→ **Task**: All lines in the data bearing the string "JSON" should be identified and copied.

++++ Data section ++++

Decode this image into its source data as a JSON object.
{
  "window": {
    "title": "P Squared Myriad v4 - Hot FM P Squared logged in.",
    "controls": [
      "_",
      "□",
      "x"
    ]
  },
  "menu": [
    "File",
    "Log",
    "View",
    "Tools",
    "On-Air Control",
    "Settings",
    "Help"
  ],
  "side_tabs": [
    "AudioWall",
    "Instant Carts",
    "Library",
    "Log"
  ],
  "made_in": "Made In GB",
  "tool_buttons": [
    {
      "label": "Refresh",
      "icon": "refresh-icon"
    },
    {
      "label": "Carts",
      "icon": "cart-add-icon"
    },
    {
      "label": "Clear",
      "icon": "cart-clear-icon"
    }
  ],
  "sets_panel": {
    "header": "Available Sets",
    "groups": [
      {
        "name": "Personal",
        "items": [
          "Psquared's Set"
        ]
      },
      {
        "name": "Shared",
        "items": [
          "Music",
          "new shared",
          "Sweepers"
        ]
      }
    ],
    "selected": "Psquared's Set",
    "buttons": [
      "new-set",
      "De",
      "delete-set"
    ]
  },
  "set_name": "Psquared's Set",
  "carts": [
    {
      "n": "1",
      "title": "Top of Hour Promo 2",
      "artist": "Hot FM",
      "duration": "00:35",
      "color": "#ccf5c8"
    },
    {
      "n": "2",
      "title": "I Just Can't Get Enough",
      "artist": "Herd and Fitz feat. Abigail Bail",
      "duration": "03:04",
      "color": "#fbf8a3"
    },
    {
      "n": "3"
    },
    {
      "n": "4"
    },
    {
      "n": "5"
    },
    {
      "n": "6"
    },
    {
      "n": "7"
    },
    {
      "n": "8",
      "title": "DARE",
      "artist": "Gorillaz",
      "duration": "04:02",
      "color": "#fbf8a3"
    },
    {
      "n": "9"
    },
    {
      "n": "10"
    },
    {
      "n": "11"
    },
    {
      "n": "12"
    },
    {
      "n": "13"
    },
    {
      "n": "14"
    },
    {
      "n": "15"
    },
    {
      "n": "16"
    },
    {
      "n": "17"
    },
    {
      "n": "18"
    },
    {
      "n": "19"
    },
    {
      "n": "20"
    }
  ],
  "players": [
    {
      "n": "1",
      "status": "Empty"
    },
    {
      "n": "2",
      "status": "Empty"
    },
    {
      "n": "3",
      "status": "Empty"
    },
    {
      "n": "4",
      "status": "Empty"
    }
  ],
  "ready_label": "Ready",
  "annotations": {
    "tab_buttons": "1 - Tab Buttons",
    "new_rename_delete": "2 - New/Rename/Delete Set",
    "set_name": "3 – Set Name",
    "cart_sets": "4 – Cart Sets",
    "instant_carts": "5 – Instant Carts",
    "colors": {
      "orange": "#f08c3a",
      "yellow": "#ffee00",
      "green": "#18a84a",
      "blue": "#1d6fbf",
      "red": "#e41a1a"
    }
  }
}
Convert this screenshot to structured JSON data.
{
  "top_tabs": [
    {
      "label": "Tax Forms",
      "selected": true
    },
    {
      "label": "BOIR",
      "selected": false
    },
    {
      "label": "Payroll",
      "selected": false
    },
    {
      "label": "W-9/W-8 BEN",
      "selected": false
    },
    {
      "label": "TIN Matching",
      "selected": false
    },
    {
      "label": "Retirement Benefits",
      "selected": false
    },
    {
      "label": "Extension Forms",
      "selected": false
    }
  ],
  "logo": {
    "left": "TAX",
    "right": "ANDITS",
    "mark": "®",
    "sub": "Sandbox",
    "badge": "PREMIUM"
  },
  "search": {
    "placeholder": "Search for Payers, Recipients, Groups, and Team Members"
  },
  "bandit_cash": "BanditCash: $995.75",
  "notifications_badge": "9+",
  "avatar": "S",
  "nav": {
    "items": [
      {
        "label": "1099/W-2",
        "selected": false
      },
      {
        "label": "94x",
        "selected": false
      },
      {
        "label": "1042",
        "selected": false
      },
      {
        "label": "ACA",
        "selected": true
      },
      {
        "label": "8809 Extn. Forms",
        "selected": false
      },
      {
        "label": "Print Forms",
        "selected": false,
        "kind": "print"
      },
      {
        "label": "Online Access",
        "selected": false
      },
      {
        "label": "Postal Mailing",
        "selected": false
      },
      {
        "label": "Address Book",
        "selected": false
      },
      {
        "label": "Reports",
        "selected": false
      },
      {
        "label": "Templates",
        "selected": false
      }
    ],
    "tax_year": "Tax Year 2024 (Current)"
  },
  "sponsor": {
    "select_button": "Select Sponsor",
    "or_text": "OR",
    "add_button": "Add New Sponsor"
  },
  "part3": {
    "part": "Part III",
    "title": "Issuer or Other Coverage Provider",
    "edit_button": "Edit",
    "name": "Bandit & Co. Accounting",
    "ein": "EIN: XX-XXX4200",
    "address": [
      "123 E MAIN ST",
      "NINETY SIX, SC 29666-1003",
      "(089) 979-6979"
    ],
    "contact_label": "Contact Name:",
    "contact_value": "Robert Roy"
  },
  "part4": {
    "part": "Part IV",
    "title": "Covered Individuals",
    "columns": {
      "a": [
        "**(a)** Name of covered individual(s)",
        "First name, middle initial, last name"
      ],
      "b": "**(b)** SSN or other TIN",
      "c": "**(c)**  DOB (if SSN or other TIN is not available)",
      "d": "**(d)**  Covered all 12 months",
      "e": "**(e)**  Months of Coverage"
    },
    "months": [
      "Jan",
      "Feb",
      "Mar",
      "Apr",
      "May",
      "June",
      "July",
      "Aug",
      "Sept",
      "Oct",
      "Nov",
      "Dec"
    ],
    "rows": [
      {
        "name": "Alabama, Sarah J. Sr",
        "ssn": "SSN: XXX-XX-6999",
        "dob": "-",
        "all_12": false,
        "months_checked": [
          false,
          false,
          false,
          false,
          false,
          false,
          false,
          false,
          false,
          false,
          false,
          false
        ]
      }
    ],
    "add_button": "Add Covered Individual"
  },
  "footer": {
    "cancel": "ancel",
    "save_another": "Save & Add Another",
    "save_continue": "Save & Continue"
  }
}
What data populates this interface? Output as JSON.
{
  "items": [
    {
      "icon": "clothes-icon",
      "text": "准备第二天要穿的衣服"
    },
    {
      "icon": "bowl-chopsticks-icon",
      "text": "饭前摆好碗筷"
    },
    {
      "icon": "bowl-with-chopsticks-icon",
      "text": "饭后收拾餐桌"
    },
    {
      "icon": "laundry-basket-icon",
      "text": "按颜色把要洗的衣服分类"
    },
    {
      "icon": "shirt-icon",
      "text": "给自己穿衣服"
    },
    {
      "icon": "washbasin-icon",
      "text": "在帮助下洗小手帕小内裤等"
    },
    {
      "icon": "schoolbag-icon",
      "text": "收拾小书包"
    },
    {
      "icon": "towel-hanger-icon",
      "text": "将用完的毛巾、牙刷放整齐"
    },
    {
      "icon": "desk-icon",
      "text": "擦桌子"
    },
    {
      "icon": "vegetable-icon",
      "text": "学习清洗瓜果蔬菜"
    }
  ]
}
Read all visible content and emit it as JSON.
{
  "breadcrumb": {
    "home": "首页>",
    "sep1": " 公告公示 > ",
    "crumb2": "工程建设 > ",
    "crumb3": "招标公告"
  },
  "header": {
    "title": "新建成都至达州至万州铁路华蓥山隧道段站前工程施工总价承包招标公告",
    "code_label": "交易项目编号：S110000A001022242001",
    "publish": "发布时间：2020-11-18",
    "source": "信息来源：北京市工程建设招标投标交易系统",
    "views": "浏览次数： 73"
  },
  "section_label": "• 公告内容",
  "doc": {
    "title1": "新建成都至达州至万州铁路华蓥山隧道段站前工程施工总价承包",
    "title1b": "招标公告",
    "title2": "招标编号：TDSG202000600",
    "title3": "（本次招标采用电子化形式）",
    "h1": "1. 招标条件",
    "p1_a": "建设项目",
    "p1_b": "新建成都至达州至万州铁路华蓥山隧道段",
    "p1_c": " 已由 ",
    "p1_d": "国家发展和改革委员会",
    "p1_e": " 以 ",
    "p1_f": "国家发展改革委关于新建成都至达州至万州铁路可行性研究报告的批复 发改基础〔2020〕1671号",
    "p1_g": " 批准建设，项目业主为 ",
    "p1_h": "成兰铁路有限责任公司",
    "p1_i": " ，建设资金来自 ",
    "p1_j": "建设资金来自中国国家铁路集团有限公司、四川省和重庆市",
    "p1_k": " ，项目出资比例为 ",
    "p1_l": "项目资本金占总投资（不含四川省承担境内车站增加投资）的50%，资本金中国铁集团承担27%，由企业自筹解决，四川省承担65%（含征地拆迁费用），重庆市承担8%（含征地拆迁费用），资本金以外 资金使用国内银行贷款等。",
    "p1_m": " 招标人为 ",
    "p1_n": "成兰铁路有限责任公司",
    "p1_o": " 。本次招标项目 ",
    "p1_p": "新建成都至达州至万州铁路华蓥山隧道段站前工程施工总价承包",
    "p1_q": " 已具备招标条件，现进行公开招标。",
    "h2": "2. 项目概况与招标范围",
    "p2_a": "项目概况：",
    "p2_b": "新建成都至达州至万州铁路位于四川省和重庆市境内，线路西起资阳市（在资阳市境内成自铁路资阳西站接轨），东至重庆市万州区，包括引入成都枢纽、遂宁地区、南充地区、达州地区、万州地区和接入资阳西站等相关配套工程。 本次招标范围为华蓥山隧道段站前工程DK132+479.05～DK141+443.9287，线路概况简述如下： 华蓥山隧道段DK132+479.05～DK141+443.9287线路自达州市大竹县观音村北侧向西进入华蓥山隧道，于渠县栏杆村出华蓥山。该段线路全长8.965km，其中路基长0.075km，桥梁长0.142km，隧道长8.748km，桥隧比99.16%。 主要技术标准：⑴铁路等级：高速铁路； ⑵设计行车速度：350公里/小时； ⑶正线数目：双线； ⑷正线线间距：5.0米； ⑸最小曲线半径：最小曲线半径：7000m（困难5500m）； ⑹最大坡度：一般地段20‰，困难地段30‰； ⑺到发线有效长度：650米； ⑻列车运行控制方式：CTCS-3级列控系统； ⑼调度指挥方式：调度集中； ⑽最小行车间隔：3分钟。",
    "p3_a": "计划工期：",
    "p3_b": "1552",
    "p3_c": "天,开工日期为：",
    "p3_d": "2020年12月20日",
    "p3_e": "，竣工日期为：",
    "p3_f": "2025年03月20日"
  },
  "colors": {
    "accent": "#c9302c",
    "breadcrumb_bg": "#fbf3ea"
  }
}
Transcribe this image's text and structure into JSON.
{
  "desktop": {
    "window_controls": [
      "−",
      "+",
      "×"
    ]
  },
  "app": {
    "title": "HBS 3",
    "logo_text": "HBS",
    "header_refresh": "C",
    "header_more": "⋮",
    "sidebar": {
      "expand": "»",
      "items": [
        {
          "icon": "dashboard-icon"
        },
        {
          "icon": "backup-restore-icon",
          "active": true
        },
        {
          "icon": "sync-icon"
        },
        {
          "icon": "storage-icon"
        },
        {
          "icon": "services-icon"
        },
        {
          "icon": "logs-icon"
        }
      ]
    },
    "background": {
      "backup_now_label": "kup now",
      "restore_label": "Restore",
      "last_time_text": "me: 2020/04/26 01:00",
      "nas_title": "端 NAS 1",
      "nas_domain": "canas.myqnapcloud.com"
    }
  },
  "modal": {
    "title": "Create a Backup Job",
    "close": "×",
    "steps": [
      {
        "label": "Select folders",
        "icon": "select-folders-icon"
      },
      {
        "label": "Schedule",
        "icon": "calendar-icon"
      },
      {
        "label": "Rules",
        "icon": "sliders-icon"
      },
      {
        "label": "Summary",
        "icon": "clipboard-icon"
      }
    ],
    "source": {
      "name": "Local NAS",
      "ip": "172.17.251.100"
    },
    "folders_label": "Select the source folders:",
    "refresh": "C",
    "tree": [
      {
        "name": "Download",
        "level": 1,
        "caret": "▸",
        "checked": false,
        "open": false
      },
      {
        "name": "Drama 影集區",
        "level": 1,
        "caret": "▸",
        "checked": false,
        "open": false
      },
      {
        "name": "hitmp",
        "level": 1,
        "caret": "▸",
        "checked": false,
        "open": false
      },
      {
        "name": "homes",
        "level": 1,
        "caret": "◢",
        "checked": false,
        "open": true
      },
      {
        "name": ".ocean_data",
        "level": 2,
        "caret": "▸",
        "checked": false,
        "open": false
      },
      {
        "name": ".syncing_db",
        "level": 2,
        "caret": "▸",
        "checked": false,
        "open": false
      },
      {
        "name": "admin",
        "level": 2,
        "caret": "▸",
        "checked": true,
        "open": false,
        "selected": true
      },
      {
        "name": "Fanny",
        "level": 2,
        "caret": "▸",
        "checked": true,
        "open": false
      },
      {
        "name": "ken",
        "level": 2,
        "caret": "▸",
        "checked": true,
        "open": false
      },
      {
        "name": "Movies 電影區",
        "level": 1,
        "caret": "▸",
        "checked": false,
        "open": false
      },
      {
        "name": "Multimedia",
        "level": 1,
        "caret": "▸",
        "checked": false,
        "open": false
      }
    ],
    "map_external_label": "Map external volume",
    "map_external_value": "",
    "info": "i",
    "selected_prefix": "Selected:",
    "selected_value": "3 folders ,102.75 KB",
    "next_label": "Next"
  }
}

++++

→ **Result below**:
Decode this image into its source data as a JSON object.
Convert this screenshot to structured JSON data.
What data populates this interface? Output as JSON.
Read all visible content and emit it as JSON.
Transcribe this image's text and structure into JSON.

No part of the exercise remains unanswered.